#### WORK TO COMPLETE:
Since only the total matters, count the lines of these entries containing the word "true" and write that total alone.

== Segment start ==

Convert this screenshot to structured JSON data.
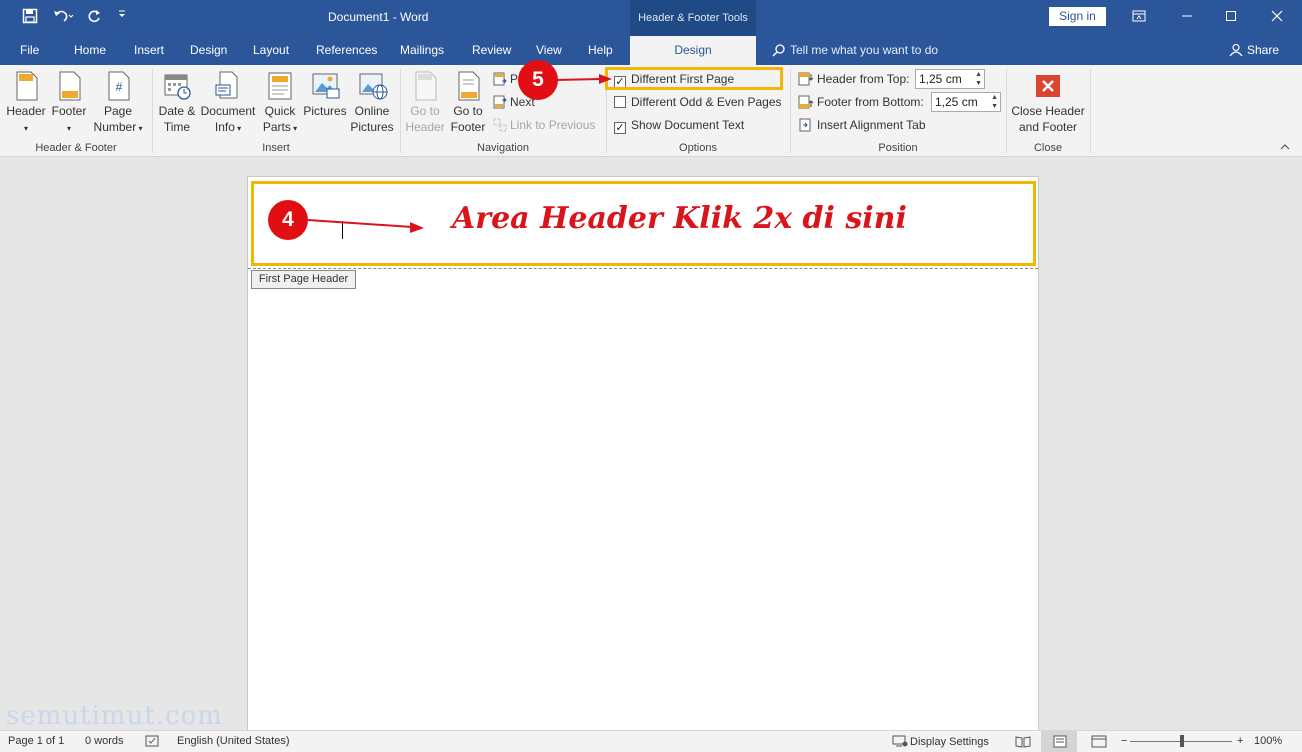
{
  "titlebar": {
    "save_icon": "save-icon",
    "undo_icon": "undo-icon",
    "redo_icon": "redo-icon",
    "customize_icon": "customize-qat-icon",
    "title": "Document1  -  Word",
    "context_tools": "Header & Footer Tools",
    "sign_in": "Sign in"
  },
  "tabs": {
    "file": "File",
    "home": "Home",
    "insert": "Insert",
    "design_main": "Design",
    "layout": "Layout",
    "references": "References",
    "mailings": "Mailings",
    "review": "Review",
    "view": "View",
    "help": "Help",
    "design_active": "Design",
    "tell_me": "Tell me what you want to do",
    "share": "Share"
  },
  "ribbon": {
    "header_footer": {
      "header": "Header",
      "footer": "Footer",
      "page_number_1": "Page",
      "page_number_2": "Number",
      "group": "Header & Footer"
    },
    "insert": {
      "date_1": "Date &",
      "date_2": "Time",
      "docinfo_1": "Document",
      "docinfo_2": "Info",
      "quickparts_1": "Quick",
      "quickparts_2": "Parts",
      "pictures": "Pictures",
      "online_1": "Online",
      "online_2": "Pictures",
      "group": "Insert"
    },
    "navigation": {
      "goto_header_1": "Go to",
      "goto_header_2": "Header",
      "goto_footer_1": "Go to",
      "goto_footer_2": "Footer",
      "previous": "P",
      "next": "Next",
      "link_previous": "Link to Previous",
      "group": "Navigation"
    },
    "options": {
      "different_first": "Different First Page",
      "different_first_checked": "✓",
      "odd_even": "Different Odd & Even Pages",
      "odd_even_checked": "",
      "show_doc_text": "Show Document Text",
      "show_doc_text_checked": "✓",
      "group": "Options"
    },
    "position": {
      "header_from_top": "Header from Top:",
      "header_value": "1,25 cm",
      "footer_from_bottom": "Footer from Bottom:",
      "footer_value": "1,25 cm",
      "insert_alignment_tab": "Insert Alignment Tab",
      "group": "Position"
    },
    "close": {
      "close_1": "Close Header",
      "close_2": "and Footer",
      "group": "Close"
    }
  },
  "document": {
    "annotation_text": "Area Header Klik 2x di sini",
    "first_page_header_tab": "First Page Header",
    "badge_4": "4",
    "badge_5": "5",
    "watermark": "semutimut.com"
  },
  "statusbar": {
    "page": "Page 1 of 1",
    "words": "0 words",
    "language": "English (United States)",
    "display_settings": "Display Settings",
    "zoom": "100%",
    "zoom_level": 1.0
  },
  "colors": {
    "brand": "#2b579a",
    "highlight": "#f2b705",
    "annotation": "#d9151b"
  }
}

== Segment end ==
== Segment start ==

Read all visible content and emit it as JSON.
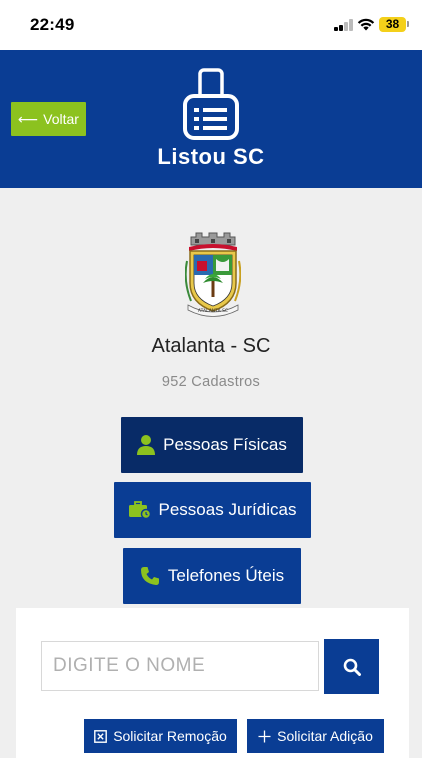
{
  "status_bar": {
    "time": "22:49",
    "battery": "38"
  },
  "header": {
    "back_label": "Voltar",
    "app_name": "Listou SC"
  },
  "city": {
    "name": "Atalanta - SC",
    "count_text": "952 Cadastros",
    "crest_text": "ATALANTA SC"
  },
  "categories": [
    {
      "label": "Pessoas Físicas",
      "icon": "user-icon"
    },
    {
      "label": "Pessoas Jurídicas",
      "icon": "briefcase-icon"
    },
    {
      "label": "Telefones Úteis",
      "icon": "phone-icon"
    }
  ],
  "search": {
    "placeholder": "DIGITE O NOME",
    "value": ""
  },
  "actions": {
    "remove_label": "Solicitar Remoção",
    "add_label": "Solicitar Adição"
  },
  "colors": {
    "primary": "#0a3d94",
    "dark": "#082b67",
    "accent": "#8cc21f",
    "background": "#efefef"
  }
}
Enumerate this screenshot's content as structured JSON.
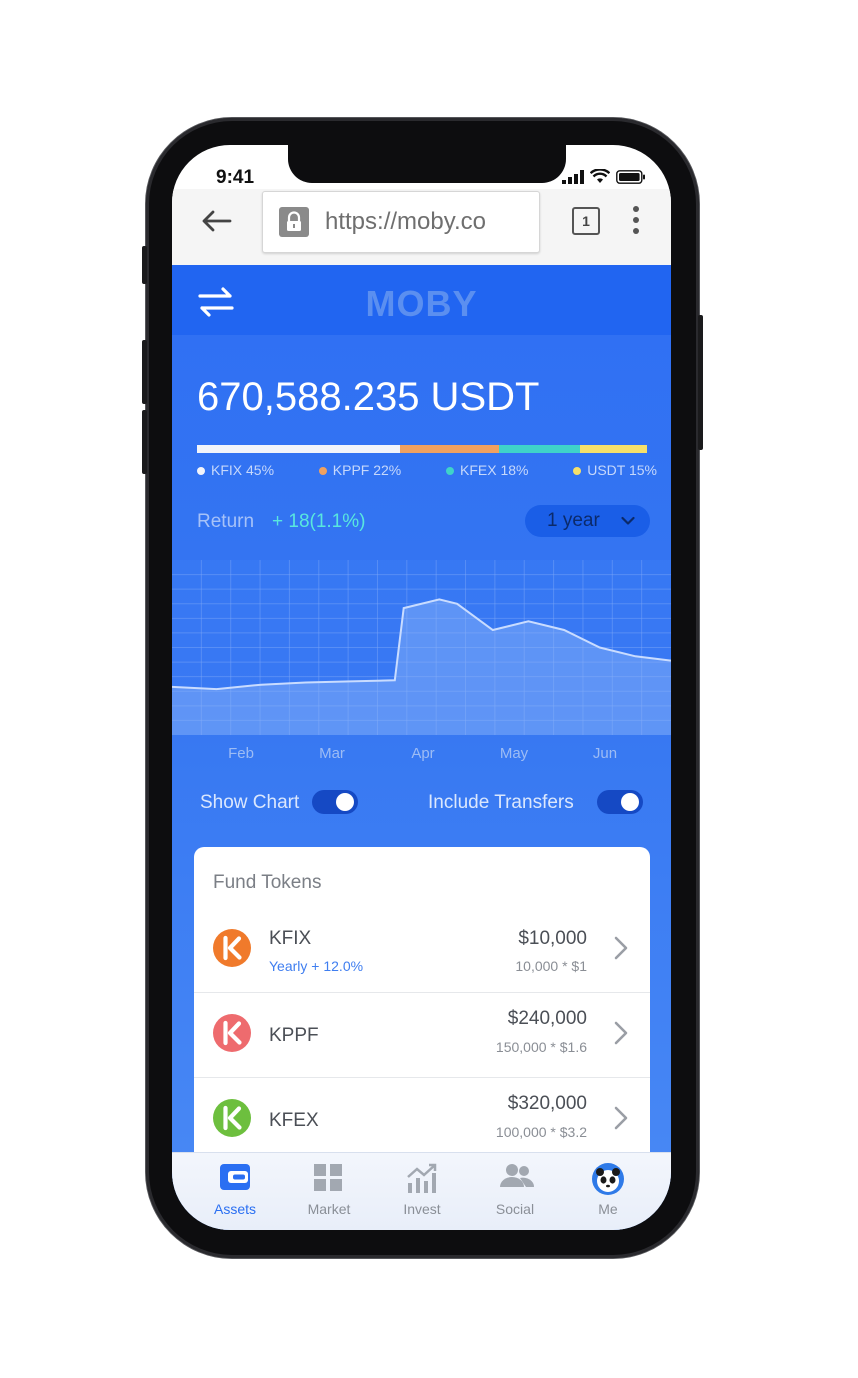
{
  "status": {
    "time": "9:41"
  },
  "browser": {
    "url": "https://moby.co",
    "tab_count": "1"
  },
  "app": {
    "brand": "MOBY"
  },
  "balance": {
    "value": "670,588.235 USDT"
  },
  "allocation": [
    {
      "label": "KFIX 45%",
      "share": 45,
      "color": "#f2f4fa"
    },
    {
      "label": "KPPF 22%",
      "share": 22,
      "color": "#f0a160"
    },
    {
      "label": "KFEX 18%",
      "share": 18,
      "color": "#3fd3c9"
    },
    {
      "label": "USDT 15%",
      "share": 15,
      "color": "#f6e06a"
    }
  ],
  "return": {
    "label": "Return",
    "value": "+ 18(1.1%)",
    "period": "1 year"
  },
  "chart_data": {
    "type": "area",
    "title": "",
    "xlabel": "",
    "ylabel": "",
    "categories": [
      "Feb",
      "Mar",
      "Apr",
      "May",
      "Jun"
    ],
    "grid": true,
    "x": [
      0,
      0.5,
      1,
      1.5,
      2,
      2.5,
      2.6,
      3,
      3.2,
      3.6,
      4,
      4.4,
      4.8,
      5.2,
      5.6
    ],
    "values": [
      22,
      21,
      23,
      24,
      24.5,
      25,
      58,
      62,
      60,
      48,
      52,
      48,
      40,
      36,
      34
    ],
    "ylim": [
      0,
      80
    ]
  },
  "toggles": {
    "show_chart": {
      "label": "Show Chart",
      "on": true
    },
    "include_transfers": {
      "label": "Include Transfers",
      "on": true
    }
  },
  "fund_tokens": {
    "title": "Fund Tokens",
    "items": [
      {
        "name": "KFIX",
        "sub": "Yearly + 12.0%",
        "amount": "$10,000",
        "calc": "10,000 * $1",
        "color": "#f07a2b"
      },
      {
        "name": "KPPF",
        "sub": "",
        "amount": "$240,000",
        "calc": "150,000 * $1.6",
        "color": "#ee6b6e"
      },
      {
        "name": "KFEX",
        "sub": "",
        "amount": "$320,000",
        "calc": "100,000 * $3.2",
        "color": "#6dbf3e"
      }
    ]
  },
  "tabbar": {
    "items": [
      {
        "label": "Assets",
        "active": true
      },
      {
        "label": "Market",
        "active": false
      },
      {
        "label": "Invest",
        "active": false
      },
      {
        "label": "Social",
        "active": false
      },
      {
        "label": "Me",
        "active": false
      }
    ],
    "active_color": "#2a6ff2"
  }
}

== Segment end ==

#### WRITTEN SOLUTION:
4